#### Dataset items
■ ■ ■ ■ ■ ■ ■
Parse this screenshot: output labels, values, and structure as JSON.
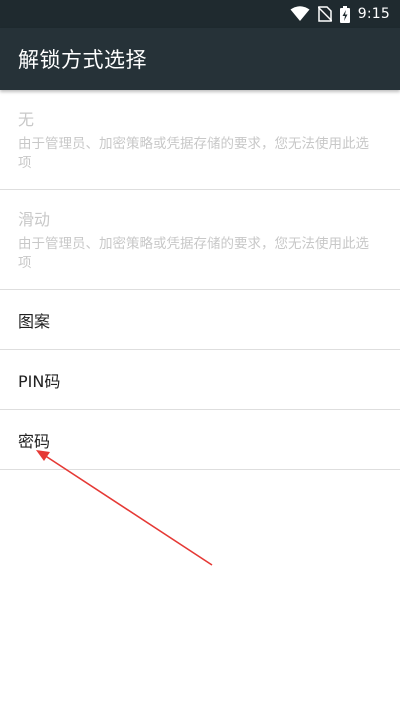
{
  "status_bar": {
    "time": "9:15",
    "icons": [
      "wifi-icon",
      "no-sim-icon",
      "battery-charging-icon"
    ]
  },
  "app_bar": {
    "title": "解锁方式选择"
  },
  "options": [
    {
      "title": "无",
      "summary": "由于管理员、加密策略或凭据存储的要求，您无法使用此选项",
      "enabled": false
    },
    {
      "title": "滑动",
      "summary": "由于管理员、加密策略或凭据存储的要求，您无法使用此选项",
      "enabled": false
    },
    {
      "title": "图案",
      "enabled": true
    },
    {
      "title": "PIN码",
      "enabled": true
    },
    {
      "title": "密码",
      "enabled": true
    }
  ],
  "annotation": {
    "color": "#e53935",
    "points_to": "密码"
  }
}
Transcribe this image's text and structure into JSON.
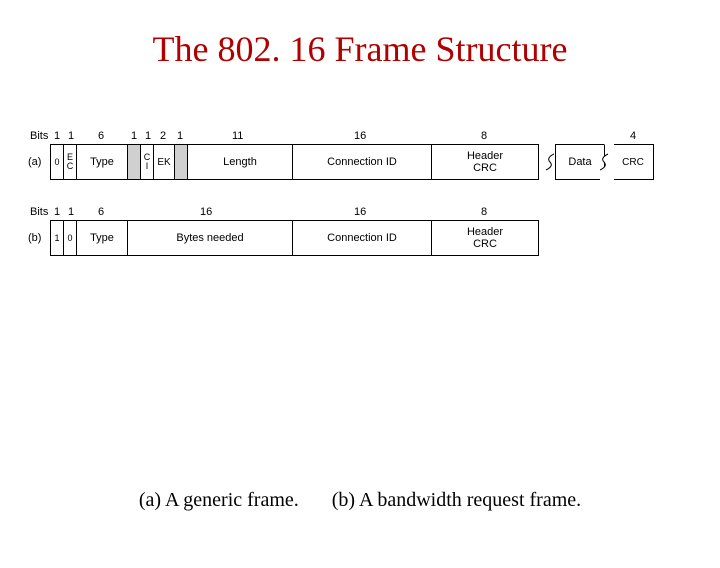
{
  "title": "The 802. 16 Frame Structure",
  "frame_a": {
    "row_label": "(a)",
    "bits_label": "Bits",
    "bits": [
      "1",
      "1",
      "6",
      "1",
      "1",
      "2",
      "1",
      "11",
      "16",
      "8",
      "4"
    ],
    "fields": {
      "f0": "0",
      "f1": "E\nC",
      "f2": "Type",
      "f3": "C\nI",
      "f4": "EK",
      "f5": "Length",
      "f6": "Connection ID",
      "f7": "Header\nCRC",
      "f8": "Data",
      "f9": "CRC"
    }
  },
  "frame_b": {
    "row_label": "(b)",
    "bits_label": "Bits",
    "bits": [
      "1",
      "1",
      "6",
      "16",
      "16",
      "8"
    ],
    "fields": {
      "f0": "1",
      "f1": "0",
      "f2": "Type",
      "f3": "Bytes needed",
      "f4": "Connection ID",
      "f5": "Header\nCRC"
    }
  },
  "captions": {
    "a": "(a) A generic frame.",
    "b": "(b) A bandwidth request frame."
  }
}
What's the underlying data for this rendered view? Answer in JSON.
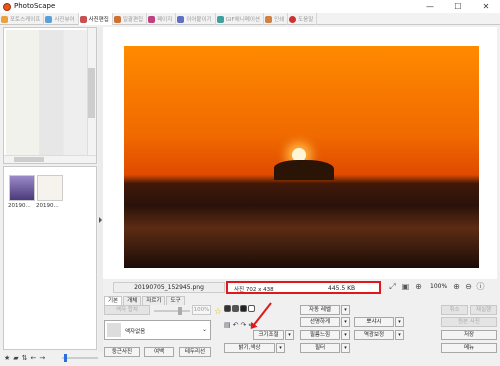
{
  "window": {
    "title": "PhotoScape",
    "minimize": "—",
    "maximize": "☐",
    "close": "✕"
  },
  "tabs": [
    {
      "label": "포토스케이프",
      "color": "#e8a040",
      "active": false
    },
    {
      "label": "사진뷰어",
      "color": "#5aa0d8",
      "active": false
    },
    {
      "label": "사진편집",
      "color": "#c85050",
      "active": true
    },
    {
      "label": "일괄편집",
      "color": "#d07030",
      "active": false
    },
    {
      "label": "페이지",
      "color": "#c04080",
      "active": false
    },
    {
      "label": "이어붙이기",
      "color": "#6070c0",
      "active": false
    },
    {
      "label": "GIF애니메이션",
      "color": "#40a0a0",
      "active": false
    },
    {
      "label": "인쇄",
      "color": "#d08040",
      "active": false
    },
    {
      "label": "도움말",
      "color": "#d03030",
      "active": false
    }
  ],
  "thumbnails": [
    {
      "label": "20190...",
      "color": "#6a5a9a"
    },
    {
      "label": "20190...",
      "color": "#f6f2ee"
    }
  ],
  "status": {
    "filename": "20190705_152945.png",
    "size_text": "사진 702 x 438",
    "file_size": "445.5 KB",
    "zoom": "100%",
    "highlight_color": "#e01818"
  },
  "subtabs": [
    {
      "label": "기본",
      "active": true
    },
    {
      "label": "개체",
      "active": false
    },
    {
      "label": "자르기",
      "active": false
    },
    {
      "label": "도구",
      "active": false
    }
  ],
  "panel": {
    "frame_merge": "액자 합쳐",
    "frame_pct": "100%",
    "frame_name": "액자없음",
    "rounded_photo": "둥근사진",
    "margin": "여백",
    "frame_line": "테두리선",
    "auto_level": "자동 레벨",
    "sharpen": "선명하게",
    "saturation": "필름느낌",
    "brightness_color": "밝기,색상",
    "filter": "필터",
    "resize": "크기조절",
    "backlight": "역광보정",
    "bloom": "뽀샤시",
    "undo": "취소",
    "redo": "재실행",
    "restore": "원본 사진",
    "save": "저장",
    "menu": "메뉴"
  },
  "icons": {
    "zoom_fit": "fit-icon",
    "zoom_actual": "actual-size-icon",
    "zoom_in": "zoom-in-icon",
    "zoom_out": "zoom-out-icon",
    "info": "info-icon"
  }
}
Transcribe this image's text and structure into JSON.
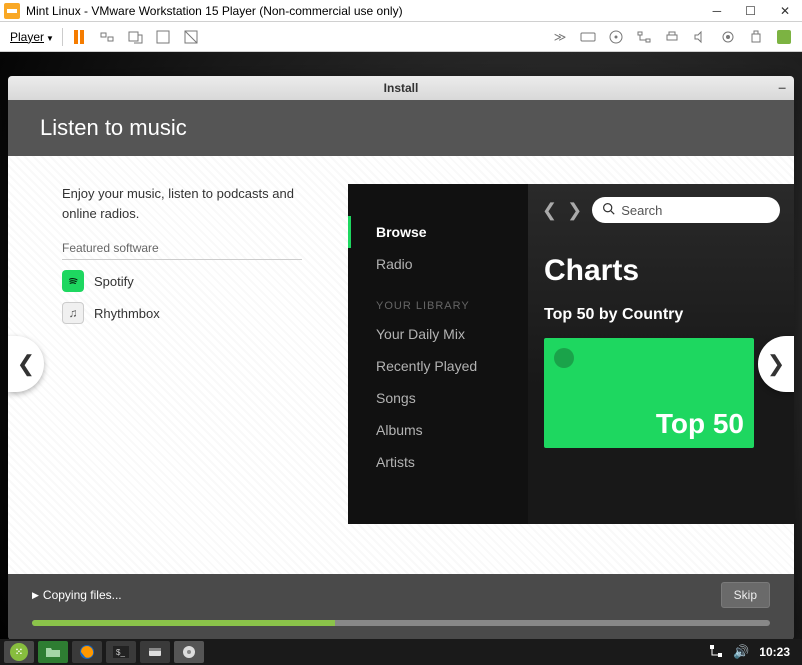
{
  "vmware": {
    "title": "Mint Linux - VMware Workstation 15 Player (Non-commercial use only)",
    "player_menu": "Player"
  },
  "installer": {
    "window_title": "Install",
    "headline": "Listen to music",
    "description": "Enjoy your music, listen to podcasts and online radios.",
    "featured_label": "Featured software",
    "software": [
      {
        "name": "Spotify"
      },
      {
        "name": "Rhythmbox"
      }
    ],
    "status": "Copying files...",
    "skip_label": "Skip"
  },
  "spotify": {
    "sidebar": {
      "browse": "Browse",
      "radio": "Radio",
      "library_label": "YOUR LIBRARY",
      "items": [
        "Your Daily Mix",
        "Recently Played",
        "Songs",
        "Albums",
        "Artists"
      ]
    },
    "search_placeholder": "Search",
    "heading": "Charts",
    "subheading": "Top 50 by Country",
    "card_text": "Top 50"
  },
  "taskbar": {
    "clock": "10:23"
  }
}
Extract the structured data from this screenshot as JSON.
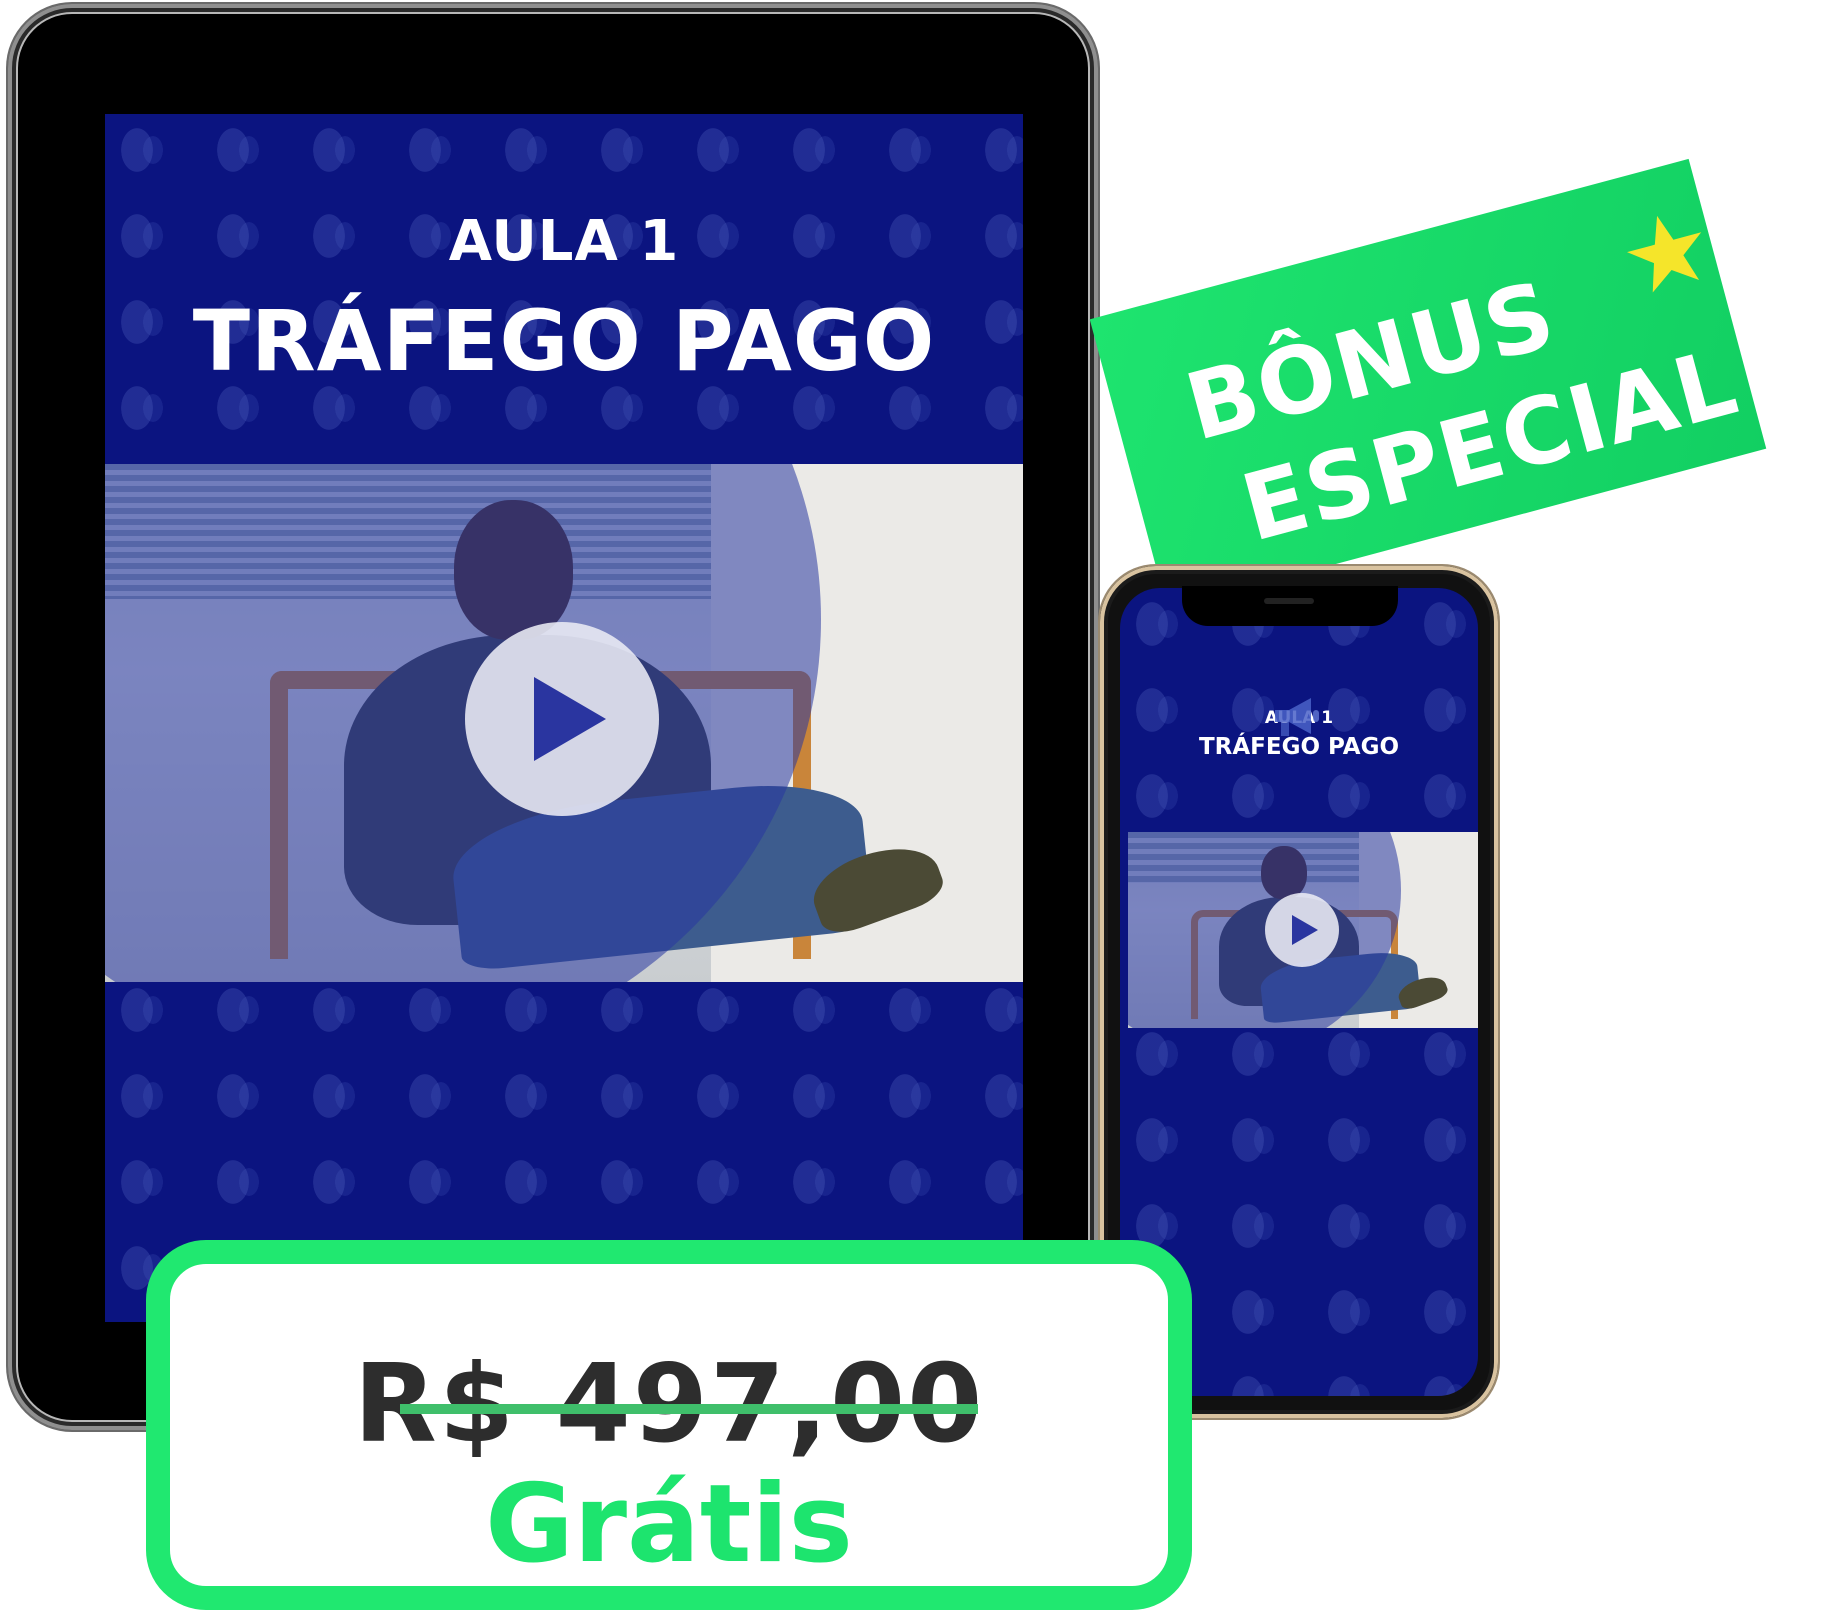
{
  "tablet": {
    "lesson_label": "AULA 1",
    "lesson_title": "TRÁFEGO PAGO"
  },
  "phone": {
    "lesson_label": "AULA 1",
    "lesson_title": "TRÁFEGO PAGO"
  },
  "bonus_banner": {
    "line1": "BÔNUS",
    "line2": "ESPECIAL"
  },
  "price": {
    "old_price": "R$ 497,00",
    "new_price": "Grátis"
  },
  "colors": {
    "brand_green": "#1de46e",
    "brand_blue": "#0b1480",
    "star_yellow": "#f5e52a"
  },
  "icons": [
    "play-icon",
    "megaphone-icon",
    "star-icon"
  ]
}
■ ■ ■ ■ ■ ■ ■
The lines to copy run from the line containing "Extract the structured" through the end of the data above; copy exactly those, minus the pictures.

#### Written solution
Extract the structured data from this screenshot as JSON.
{
  "tablet": {
    "lesson_label": "AULA 1",
    "lesson_title": "TRÁFEGO PAGO"
  },
  "phone": {
    "lesson_label": "AULA 1",
    "lesson_title": "TRÁFEGO PAGO"
  },
  "bonus_banner": {
    "line1": "BÔNUS",
    "line2": "ESPECIAL"
  },
  "price": {
    "old_price": "R$ 497,00",
    "new_price": "Grátis"
  },
  "colors": {
    "brand_green": "#1de46e",
    "brand_blue": "#0b1480",
    "star_yellow": "#f5e52a"
  },
  "icons": [
    "play-icon",
    "megaphone-icon",
    "star-icon"
  ]
}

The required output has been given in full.